An essential task in the website accessibility is to organise content using headers. Subpages are also to be based on headers, with (h1-h6) as the basis for organising content on the site. This makes the content easier to understand and improves its flow. Clear headers help screen readers to interpret pages, which makes navigation much easier.
It should be checked that appropriate levels of headers are used in the content, e.g. only one h1 per page. This is followed by subheadings starting with h2, which can be nested further (h3, etc.). They should always be used in strict order.
14. Tables, frames, etc.

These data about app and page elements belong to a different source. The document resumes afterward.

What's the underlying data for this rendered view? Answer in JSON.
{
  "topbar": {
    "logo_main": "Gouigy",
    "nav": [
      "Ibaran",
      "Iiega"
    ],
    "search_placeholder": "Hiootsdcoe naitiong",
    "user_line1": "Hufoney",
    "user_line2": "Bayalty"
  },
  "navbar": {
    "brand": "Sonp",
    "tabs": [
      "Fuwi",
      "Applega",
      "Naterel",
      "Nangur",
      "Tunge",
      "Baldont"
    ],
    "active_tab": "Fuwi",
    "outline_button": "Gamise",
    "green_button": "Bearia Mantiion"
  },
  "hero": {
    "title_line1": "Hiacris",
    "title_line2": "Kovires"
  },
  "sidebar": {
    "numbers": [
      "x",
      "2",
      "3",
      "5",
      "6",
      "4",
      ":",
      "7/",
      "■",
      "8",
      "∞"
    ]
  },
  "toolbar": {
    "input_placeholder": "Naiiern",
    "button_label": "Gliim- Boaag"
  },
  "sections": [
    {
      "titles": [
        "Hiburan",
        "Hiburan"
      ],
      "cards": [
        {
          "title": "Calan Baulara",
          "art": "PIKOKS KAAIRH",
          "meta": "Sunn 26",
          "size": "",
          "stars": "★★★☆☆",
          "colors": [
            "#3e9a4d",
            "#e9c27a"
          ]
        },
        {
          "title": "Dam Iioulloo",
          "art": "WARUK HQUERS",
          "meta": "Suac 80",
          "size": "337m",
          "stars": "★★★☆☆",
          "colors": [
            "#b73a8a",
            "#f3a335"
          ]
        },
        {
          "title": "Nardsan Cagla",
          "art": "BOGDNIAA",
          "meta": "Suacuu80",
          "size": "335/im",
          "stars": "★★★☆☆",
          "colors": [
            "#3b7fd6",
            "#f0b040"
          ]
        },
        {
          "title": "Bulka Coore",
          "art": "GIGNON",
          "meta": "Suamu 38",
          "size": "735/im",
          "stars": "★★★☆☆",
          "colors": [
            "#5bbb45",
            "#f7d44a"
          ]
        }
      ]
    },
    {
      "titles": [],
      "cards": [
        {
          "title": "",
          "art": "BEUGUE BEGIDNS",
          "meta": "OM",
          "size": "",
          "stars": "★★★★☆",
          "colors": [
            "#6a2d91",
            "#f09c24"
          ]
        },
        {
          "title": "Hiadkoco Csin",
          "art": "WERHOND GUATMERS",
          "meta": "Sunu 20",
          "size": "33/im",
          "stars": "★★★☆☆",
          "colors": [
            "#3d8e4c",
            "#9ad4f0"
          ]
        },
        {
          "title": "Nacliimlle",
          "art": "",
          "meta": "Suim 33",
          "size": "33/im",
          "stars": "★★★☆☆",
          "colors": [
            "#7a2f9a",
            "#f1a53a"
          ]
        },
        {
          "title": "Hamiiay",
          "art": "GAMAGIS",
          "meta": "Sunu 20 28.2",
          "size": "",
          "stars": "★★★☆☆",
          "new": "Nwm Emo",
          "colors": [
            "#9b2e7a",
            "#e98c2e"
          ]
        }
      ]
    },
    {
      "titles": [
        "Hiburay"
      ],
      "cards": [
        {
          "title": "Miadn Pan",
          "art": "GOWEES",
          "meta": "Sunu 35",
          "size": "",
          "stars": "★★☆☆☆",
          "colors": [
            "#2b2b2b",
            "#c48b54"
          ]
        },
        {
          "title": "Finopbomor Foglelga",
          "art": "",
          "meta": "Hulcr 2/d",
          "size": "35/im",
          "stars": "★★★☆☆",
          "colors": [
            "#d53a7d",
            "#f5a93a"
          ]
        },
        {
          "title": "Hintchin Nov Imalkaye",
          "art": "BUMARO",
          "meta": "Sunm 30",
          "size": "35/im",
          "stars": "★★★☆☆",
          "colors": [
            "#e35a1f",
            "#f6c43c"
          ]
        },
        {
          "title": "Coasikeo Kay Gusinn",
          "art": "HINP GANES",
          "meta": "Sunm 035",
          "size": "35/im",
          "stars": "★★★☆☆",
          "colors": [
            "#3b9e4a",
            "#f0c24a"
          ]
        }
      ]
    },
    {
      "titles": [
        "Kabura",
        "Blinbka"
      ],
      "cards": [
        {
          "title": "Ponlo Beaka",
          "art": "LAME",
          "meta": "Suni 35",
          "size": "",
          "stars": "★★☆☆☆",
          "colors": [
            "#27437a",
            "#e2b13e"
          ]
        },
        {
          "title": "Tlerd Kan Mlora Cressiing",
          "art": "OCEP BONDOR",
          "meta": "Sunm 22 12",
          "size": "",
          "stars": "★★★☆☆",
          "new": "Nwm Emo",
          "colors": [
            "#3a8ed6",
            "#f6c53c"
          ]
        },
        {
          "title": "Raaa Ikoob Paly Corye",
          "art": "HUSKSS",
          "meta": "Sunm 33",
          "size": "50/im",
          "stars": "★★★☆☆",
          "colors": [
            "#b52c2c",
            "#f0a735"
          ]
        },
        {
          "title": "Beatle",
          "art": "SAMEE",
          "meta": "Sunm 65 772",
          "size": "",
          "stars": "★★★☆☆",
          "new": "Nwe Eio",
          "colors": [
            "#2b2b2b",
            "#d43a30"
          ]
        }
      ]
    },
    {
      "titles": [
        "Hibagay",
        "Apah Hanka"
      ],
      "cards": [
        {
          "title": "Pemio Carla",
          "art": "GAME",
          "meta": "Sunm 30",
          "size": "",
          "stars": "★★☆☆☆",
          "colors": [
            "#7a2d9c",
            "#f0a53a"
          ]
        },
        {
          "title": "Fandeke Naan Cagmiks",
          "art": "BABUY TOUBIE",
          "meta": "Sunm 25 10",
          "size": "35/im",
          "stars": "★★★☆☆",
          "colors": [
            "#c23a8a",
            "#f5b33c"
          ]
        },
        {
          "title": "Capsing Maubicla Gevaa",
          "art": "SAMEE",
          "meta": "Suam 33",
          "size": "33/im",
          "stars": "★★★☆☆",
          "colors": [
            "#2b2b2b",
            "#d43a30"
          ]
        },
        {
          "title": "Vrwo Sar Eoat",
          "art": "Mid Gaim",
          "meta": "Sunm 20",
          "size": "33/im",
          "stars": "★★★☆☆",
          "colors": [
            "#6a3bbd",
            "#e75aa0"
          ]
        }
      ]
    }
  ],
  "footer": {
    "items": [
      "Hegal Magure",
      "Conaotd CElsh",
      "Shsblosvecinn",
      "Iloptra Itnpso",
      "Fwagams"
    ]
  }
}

They are useful by themselves, as long as they are not used for purposes other than tabular data. Therefore: they are not used as a structural element of the page. They make it easier for users, including those using assistive technology, to analyse large amounts of data. For maximum benefit, tables should be as simple as possible, and be provided with headlines. There are guides on how to code a table while respecting accessibility standards. As for the frames, they must be properly titled.
15. Well-designed forms
Forms, including a search engine form, are a useful addition to most websites as long as they are carefully designed and form fields and buttons are correctly described. One should also strive for placing labels next to relevant fields. While a sighted user can easily match the label to the right area or option, this may not be obvious to a person using a screen reader.
16. Convenient file download
Possible to download from the site files such as PDF, Word etc. should be prepared as accessible, i.e. they must have a structure that helps blind people to view such documents.
In summary it is worth adding that the website created according to the above procedures should be available in browsers and devices with disabled CSS support.
If you’re interested in the accessibility of websites and other digital products, you can read more in this article, where we write about WCAG history and the Web Accessibility Guidelines.